A blind stamp is an uncolored impression embossed onto paper or leather binding for decorative or signifier purposes, most frequently representing its owner or “review copy.” It typically means their names or words relating to review copies when found on pages. At the same time, when seen on binding, it is generally decorative in purpose – also referred to simply as blind.
Blind stamps are invisible marks on the back of books to indicate ownership by libraries or institutions or when repairs or rebounding are being conducted. A metal die is usually pressed against the paper with enough force that a mark results. Blind stamps may also indicate when repairs have taken place on books that had previously been marked with ink marks; such marks identify their owners more quickly than traditional marking methods do.
Blind stamps can often be found in the lower right corner of a book’s back cover or endpapers; sometimes, these stamps appear on its title page, half-title page, dedication page, or dedication page. Sometimes, multiple blind stamps exist if it has been returned by one library to another for later donation to both.
Blind stamps started in early printing technology when books were often rebound and reused. By the 18th and 19th centuries, booksellers would stamp their name or inventory number onto books sold from bookstores; today, this practice can still be found, although more frequently in library books than those purchased directly.
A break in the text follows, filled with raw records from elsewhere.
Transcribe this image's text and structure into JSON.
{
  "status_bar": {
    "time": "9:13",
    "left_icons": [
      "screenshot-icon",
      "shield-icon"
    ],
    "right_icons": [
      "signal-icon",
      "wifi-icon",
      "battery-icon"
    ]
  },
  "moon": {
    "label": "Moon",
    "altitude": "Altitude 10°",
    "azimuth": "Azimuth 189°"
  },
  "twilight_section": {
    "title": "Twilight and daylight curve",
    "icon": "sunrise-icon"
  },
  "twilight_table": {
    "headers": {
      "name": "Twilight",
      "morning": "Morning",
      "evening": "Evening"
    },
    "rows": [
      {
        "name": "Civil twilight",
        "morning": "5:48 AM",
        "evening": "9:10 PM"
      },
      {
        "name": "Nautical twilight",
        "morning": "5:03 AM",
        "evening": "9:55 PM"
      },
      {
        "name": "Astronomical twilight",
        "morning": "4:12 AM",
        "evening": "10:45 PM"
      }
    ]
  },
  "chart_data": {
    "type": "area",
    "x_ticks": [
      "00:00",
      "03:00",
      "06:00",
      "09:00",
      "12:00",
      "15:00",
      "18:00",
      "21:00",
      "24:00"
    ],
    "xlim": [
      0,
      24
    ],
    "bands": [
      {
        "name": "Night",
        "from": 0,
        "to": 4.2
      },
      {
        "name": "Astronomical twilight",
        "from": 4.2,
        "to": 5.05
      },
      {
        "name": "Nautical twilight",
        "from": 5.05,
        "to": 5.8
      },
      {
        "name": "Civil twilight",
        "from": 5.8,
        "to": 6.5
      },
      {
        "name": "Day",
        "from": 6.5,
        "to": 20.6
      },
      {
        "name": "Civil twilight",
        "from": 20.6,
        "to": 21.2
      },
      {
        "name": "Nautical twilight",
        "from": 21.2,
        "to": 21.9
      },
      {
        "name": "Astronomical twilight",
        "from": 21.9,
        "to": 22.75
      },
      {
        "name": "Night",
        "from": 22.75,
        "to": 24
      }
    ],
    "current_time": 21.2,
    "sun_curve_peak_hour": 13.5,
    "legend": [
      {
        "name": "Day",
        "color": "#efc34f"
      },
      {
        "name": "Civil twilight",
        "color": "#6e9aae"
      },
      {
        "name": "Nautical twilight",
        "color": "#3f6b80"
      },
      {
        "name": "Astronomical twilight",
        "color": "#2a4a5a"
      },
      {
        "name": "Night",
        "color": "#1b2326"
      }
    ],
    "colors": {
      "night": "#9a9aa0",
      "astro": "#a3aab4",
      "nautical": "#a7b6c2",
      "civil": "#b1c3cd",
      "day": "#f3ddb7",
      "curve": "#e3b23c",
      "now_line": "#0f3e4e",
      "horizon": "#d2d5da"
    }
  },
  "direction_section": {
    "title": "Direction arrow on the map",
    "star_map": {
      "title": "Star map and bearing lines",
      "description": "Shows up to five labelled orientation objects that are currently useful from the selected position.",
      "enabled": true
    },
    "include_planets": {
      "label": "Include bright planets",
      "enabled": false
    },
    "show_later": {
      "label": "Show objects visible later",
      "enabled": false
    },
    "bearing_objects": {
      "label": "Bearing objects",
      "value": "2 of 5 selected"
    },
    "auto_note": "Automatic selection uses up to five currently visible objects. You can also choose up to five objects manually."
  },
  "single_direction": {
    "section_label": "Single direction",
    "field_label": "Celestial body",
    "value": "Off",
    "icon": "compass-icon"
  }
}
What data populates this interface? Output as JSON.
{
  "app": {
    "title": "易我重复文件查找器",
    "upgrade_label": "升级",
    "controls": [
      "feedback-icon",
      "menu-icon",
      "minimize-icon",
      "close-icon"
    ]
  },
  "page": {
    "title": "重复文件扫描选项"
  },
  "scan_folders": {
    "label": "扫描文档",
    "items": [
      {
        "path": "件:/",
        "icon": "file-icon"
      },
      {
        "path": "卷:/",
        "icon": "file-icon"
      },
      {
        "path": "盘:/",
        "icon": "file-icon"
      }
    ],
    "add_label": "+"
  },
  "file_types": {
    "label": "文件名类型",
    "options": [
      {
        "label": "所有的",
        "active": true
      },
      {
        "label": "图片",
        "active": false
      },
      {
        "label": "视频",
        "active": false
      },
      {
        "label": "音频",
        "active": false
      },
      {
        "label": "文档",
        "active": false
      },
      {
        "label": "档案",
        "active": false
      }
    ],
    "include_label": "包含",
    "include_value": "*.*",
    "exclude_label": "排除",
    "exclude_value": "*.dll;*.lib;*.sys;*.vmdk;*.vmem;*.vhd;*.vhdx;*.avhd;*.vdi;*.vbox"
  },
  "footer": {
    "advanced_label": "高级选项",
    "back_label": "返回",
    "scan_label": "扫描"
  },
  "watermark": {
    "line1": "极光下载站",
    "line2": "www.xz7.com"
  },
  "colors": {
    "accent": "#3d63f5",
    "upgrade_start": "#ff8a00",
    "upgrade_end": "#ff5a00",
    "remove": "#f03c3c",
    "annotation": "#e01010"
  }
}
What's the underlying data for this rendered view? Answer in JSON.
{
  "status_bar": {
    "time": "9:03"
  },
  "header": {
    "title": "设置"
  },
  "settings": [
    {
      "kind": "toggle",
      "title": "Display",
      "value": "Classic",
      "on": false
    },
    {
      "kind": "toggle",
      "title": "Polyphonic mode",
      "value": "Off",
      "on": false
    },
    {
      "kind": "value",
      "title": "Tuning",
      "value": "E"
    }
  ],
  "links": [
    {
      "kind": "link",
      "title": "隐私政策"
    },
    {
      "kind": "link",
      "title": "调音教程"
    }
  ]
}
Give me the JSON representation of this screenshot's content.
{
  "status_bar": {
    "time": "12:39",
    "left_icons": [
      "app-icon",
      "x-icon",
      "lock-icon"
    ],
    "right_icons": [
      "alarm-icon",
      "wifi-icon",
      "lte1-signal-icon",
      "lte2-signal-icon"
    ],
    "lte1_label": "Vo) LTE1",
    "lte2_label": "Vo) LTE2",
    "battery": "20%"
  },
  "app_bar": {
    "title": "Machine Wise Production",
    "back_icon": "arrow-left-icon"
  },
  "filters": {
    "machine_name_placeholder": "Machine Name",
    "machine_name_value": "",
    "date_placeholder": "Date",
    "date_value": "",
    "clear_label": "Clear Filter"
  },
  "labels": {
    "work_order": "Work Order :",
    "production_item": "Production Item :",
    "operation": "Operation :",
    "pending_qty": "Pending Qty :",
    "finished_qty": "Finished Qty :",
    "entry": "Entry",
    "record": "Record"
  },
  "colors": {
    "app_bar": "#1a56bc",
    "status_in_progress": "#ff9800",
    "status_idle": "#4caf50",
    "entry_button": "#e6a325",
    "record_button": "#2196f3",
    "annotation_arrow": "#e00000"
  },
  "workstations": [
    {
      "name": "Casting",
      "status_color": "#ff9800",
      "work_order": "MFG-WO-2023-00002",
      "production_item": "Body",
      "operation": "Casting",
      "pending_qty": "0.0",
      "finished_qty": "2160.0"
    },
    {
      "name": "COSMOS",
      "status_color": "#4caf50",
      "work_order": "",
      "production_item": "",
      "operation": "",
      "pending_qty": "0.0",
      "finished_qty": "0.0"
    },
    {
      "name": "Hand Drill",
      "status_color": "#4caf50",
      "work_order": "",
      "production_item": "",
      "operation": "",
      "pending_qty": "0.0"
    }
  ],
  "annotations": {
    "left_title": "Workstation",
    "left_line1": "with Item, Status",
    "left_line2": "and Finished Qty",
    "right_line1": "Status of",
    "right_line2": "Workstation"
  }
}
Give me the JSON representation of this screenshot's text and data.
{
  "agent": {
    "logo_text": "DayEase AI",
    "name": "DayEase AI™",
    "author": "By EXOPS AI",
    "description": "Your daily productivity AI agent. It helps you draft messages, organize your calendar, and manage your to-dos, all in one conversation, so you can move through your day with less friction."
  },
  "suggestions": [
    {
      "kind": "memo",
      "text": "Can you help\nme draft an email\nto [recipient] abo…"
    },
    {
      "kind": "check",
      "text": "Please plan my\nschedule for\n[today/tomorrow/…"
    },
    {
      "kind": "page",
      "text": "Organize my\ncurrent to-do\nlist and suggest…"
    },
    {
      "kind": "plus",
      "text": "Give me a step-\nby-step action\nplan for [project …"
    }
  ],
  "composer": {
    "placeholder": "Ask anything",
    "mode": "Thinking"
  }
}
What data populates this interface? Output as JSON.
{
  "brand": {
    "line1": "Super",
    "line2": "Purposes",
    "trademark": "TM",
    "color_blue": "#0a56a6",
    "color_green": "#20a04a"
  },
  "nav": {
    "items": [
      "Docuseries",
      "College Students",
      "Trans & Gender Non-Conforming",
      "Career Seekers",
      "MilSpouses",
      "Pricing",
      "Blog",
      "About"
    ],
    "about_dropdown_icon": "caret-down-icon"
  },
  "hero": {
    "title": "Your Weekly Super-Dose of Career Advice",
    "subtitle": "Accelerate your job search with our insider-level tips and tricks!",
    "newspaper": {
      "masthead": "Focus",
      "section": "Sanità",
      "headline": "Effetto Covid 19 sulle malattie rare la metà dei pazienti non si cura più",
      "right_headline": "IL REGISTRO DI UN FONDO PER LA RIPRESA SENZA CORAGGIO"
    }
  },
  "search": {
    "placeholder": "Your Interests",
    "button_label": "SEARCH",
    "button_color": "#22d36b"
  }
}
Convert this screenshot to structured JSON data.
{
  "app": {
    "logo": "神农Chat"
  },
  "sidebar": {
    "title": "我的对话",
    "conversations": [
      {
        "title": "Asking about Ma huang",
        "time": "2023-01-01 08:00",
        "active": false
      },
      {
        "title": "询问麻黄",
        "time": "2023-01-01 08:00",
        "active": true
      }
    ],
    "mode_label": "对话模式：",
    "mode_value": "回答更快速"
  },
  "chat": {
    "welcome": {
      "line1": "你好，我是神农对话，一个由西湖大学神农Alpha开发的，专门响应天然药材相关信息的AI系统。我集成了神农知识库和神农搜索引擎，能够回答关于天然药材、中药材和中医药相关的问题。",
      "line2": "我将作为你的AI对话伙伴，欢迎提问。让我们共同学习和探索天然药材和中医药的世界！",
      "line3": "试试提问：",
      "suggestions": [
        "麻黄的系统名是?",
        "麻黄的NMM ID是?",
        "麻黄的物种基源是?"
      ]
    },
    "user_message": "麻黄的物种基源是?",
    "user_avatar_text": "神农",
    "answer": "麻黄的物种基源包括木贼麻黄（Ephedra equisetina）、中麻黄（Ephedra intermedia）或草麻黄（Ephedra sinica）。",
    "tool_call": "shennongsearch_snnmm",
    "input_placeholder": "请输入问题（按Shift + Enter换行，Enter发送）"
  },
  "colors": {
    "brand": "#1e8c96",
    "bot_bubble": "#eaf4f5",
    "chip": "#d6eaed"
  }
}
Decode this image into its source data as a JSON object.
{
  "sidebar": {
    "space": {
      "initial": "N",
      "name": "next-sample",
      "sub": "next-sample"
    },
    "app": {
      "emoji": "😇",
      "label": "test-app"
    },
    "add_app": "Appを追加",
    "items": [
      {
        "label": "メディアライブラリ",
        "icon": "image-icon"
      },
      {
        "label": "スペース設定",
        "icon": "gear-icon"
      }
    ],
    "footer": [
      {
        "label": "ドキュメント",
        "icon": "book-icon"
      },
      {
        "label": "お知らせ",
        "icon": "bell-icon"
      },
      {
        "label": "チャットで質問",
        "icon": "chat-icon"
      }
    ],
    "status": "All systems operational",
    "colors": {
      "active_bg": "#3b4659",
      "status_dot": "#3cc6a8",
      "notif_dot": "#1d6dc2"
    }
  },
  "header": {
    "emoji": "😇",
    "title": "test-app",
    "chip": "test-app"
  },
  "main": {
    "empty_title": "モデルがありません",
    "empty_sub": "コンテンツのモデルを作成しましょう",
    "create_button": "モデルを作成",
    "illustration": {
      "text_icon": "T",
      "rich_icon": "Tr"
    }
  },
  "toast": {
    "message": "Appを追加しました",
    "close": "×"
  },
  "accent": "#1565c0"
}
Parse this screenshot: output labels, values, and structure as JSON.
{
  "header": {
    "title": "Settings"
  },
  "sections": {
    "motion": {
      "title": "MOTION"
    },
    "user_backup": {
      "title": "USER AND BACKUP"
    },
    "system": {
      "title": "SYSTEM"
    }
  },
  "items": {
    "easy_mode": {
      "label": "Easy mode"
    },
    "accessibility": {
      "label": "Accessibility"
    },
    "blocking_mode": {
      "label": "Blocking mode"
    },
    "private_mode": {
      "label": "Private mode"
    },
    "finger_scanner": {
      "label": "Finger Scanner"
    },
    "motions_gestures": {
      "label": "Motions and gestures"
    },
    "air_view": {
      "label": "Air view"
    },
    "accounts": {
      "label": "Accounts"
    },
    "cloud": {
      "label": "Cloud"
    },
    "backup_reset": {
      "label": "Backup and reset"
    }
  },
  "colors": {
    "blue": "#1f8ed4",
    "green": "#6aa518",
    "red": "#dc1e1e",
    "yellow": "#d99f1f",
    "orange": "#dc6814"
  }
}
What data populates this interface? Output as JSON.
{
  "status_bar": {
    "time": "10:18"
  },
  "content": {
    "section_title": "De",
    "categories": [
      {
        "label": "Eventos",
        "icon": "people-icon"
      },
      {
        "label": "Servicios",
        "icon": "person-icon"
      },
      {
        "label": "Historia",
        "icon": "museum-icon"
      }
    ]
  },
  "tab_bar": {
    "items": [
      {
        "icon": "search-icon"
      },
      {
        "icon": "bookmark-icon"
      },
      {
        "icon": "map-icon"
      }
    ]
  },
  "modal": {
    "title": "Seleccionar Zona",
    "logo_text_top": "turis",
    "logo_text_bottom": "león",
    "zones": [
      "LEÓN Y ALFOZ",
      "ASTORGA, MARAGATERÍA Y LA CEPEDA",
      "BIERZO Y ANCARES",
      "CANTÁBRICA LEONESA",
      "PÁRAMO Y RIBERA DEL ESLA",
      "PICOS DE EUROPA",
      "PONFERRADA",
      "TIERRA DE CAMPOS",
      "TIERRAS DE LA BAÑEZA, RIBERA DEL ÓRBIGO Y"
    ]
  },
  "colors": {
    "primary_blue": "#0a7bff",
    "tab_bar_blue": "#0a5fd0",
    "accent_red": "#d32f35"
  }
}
Blind stamps come in all forms, from basic letters or numbers to those featuring intricate designs. Some libraries even use special blind stamps, which can only be seen under ultraviolet lighting.
While blind stamps are commonly associated with books, they can also be found on photographs, maps, and manuscripts.
Blind stamps are an integral component of book publishing; they help establish an identifying number for every book published, making tracking its production process possible and facilitating identifying specific editions that collectors and scholars might be interested in collecting/studying.